over emphasize your canter ques. Make sure your inside leg isn't touching him at all (from the knee down), and put your outside leg back a little farther. Don't just press with your outside leg, give him a nudge/kick with it. If you still have problems, push his haunches away from the rail, almost like you were going to do a haunches in, and then give the canter que, if will be hard for him to balance if he tries to pick up the wrong one, so he'll need to pick up the correct one.
One more thing that works for me with Intensity (he used to be able to pick up whatever lead you told him, FROM A STANDSTILL in the middle of the arena, but because of some people riding him that didn't know what they were doing, he is EXTREMELY TERRIBLE at picking it up to the left) is I trot him in a circle (less than 20m) and just keep clucking, telling him to go faster and faster, but remain at a trot, and keep that up for a minute or two, and then just push him to go faster until he has to canter. It sounds weird, but he picks it up correct, nearly every time that way.
I have to disagree.
Always, ALWAYS use your inside leg in the canter cue. You first apply pressure at the girth with your inside leg to bend the horse, then use the outside leg slightly behind the girth to emphasize the bend and to ask the horse to transition upwards to the canter, without taking any pressure off the inside leg. The inside leg MUST remain consistent.
My old trainer also told me to lift the inside rein while maintaining consistent steady contact on the outside rein. What I found worked better for teaching my horse the lead though, was to pull back a bit on the inside rein instead of lifting up.

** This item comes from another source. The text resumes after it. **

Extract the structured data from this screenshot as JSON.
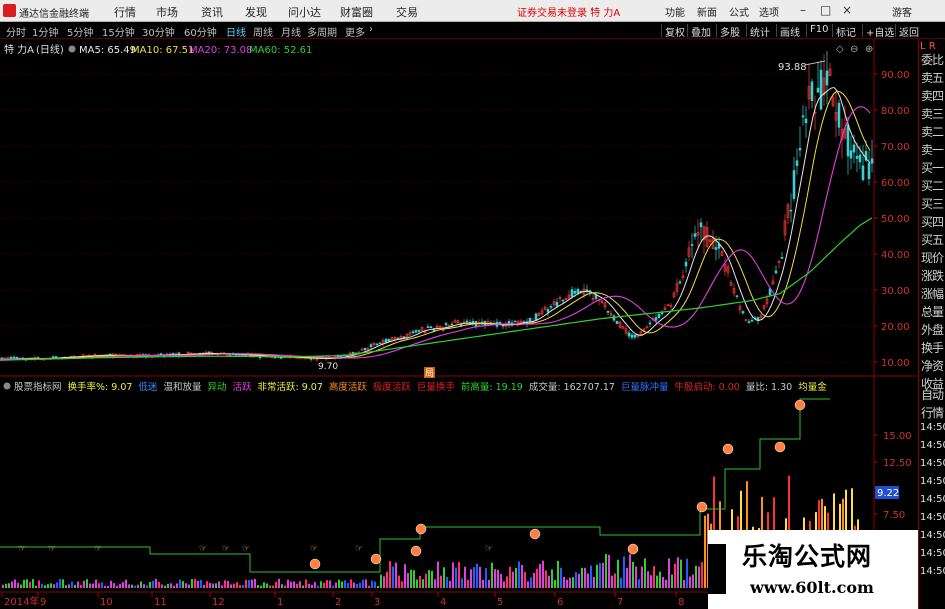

Second, rushing a horse into a canter will not help him balance up in any way, which is what it sounds like this horse needs to do at this point; rather, it just teaches him to rush through transitions and hollow himself out. What you really need to do is make sure he is very balanced and at a consistent pace at the trot, then sit and ask for the canter. If he breaks into a fast sloppy trot, slow him back down to a balanced trot again, reorganize yourself, and ask again, making sure your cues are very clear. To give him the benefit, ask on a circle or a corner; just make sure you are bent; it will help him pick up the correct lead.
Also, if he is stiff one way, do lots and lots of bending circles at the trot to warm him up before cantering. I like to do two circles in each corner; a big circle followed immediately by a smaller one. It helps a ton with balance and teaching them to engage the hindquarters.